Required work: Scan the records below. List lines holding "StreamElements".

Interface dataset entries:
────

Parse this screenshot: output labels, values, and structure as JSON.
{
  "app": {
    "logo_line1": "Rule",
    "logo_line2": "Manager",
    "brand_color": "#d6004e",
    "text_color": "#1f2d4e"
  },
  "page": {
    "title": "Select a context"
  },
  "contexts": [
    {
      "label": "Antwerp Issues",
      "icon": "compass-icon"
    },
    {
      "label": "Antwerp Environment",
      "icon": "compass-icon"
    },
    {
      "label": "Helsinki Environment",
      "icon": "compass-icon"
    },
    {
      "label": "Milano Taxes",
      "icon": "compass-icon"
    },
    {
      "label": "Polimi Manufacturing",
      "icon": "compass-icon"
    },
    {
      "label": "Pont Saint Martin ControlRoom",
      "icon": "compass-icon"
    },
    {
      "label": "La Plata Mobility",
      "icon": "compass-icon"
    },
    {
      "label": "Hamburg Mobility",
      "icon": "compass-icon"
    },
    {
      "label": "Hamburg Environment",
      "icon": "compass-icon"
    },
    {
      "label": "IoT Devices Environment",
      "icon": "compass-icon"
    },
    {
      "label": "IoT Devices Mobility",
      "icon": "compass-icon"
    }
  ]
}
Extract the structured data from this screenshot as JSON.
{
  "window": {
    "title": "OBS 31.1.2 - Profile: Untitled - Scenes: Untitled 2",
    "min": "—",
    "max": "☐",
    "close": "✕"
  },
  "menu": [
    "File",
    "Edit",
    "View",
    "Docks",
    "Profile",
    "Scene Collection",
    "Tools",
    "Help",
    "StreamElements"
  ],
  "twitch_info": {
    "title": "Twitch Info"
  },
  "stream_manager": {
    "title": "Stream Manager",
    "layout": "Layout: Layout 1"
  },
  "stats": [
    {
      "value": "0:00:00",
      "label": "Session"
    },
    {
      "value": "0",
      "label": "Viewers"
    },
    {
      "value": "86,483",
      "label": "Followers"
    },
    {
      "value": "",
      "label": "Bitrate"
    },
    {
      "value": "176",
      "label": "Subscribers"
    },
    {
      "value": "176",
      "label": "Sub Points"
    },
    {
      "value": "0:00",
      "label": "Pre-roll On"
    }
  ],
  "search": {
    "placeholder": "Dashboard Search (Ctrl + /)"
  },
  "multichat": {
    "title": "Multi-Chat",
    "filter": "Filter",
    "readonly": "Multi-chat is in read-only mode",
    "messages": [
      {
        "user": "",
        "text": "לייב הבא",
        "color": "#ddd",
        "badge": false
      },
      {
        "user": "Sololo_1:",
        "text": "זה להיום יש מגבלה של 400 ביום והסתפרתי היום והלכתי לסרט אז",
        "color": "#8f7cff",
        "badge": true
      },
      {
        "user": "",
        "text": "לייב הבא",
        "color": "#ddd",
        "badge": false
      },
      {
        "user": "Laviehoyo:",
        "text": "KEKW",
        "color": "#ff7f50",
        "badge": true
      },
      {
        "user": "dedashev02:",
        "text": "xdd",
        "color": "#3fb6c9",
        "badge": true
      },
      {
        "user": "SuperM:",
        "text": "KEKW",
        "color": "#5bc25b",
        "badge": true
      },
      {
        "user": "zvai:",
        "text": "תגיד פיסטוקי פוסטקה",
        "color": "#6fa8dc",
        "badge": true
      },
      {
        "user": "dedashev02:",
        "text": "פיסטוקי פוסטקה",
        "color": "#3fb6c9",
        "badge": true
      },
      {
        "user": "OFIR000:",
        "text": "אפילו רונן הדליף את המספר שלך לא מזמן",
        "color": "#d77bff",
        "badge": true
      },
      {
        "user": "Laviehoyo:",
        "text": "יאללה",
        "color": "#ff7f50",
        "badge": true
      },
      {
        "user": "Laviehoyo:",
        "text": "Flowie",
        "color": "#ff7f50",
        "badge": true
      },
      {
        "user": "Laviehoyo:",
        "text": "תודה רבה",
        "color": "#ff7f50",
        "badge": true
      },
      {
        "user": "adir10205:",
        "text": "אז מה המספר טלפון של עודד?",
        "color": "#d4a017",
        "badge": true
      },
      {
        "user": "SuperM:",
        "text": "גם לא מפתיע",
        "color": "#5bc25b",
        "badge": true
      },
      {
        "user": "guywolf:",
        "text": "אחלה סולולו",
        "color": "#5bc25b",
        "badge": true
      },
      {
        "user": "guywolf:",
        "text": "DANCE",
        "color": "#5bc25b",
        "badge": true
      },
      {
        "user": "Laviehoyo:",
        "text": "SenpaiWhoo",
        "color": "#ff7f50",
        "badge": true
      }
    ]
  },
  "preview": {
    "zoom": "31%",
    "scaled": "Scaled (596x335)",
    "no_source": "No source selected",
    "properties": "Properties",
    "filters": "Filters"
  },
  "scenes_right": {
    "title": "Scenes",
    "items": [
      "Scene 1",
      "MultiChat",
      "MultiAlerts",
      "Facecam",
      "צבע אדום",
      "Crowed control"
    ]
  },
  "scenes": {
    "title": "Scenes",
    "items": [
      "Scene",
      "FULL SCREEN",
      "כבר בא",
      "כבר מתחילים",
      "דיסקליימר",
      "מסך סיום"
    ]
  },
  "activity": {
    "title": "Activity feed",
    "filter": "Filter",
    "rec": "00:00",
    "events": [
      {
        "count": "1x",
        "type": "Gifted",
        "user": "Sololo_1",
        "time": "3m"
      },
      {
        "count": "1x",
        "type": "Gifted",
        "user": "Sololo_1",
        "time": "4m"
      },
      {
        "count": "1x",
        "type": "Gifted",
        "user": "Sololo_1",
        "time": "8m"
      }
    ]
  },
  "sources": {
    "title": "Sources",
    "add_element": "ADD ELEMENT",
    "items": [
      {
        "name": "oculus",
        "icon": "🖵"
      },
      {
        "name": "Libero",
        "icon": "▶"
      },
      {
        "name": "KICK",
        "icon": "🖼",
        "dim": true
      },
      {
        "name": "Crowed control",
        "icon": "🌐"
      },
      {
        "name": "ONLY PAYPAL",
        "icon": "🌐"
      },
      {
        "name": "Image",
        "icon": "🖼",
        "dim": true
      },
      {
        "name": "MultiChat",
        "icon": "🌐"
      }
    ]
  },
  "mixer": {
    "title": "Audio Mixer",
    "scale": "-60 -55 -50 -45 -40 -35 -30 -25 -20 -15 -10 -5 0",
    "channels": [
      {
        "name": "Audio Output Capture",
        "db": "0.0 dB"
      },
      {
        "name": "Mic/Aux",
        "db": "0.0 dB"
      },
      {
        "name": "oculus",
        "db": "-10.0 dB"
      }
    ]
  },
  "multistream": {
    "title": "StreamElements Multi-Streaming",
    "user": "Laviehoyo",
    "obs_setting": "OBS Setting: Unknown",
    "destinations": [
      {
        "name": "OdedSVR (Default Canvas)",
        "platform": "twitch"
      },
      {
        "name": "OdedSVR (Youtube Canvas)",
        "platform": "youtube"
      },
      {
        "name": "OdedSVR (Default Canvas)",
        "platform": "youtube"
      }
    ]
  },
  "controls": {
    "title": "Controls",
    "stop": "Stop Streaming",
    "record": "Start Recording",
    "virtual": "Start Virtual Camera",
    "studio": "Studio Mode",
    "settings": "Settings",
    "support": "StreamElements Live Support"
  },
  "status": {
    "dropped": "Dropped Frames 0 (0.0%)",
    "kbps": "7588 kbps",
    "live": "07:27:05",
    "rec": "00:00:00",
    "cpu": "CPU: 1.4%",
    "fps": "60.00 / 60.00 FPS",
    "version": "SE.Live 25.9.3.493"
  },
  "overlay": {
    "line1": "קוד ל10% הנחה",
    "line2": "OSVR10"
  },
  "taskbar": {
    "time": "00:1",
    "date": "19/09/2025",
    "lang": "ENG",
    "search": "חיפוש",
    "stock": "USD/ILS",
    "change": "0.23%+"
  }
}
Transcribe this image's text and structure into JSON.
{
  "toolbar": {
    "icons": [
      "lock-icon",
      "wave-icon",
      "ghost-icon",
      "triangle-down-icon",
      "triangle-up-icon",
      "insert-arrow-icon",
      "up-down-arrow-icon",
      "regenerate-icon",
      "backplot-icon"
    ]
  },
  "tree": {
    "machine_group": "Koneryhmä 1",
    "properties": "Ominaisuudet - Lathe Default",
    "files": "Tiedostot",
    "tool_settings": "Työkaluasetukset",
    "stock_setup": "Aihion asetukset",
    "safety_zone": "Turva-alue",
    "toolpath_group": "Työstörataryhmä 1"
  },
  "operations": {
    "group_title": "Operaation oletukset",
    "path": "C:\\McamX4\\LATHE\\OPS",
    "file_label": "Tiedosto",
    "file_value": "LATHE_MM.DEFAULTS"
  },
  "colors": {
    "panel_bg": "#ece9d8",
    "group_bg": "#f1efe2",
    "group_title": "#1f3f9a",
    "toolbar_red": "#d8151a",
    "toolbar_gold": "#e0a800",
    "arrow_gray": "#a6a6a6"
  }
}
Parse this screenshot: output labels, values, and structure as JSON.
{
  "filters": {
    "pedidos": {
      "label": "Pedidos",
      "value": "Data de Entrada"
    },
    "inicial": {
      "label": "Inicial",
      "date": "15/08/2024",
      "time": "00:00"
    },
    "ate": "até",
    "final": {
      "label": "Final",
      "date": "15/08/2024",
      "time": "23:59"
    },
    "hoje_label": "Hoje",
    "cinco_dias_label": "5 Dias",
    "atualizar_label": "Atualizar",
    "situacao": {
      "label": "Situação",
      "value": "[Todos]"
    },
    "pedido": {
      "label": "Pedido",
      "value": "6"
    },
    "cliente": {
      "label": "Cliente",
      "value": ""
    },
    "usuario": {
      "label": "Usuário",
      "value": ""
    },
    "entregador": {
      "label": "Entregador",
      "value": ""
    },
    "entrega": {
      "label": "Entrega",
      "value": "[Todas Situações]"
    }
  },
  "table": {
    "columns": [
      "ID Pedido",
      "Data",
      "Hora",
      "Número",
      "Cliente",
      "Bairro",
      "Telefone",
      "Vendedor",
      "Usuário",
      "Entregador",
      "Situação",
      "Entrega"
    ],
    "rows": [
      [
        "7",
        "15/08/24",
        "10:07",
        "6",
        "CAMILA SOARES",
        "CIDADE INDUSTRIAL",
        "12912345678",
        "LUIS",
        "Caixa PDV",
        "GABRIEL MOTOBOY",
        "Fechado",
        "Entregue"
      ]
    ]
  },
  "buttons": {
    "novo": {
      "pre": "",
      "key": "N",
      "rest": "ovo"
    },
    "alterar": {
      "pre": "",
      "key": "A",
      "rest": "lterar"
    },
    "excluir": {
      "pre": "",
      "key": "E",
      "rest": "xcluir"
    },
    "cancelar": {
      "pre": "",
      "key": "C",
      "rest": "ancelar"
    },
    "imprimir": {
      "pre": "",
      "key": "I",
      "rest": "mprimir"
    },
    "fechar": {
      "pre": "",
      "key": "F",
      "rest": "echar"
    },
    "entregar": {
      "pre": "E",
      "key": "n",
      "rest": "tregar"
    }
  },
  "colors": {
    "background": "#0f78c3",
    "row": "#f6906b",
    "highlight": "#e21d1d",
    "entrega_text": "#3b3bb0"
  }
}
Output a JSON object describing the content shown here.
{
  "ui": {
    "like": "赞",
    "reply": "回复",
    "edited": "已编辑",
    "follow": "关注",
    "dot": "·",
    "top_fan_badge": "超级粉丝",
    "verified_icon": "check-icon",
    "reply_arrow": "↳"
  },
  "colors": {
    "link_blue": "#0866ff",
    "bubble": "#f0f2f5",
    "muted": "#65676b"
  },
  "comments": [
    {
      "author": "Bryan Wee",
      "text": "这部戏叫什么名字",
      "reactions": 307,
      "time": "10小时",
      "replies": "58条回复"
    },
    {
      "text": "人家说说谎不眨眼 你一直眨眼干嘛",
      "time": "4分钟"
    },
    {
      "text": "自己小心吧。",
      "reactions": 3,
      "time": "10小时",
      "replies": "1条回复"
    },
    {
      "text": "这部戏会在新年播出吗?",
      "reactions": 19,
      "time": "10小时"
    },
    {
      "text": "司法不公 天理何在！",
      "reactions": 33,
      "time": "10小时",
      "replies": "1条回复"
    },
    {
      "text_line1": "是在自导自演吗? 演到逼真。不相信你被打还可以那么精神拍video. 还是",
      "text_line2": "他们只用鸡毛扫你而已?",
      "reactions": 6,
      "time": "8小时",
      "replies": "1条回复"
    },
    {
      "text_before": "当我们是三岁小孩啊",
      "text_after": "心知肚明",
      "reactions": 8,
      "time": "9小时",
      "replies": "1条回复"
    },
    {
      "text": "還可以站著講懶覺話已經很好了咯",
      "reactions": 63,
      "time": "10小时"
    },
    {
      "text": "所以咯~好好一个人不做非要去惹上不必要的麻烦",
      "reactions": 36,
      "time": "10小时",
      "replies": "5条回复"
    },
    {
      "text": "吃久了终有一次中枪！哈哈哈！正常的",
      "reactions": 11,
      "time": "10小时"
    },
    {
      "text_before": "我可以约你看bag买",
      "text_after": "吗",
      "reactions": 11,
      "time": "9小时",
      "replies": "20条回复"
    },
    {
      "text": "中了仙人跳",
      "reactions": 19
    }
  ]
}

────

Answer area:
    "StreamElements"
    "title": "StreamElements Multi-Streaming",
    "support": "StreamElements Live Support"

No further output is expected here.